A higher percentage of the nation’s GDP should be allocated to the National Health Insurance to improve the quality of care, an Academia Sinica expert committee said yesterday in a White Paper.
The advice was part of the committee’s six-page paper to the government featuring suggestions for the nation’s health coverage, and among a list of six major areas that the government could amend in the current program.
“Because of the aging of society and the increased prevalence of chronic illnesses, the need for good health care is becoming more and more important,” said academician and former Department of Health minister Chen Chien-jen (陳建仁), a member of the committee.
While most developed countries spend more than 7.5 percent of their GDP on health expenditure — with the US spending 15 percent and Germany spending 10.8 percent — Chen said that the fact that life expectancy for Taiwanese men is 75.46 and women 81.72 and on par with these countries is “another Taiwanese miracle in addition to our economic miracle.”
“However, when it comes to the optimal health care we want to provide for critical patients, [Taiwan’s] 6 percent [of GDP] is on the low side,” he said.
Chen said the exact percentage of GDP that Taiwan needs to spend on its national health insurance program needs to be carefully analyzed and calculated.
“In a public forum conducted in 2004, it was agreed that if the bureau of national health insurance could clearly explain the need for people to pay more for their coverage, the increase would be acceptable,” he said.
The committee also advised the government to schedule payments for health services qualitatively instead of quantitatively, in order to fairly reflect the time and effort physicians spend on each case.
“Severity, complications and time required for the cases should be considered, instead of paying physicians by the number of cases they treat,” Chen said.

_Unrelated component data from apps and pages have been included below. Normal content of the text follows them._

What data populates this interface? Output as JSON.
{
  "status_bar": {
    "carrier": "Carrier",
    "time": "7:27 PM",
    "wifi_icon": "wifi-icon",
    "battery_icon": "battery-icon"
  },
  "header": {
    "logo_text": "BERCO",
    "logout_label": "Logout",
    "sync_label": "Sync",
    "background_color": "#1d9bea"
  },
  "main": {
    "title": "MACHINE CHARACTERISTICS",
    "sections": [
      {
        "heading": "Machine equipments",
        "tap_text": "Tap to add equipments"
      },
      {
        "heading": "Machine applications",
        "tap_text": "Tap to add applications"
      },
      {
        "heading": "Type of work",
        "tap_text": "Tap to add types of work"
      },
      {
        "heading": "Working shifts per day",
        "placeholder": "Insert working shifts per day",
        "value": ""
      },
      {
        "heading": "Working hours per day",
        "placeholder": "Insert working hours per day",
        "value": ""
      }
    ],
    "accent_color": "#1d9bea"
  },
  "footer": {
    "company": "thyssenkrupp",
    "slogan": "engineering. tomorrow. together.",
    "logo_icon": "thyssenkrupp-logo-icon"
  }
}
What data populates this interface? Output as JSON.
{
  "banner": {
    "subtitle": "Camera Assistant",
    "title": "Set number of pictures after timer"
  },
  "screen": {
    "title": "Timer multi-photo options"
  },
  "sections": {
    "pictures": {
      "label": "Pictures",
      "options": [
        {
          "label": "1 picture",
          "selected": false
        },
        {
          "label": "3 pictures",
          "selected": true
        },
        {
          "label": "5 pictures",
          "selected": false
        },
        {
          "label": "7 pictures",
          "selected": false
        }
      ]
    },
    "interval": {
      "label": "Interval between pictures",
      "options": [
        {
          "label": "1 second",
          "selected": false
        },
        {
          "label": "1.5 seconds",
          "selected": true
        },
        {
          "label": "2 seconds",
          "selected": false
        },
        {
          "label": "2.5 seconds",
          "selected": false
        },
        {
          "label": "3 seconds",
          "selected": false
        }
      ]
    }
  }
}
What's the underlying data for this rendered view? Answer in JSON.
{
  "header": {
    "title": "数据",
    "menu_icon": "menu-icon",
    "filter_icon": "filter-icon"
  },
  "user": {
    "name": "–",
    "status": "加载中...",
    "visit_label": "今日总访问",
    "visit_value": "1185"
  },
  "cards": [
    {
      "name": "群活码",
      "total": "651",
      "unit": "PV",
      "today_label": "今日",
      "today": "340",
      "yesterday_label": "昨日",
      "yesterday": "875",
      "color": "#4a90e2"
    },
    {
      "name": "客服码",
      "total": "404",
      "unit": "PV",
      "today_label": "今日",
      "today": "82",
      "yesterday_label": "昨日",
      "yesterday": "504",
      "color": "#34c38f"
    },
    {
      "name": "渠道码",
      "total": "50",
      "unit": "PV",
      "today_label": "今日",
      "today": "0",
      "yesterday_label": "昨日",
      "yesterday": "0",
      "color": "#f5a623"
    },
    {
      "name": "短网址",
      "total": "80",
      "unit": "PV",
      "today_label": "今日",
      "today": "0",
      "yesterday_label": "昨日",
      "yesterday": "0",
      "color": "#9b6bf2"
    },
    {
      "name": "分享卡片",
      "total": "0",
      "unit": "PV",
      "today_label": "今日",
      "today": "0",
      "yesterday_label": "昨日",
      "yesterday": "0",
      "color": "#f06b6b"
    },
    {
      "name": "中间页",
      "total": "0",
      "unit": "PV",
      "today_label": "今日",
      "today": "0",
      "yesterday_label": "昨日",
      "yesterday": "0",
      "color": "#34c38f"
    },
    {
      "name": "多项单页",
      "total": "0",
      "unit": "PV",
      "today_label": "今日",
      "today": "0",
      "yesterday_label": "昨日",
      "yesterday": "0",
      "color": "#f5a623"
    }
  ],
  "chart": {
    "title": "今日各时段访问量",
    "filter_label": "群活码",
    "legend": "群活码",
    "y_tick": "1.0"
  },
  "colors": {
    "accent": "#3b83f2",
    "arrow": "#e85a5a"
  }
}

In addition, the White Paper included a suggestion for physicians to be subjected to professional laws instead of the criminal code for malpractice suits to better protect doctors’ rights.
“After spending the most effort possible in protecting their patients, doctors should be pardoned in some cases of medical mishaps if they have acted according to clinical guidelines,” Chen said.
This is not to say that physicians who make false advertisements or practice without valid licenses should be spared, but, “sometimes there are unexpected health risks and adverse drug effects,” Chen said.
The suggestion came after the observation that more and more medical students are opting for “safe” medical departments like dermatology or ear, nose and throat to avoid being involved in possible criminal trials.
“We are not getting enough intern doctors in surgery and obstetrics and gynecology,” Chen said.
A more reasonable payment schedule should also be implemented for new and patented [versus generic] drugs to reflect research efforts spent on them, and to encourage the development of the biotechnology industry, Chen said.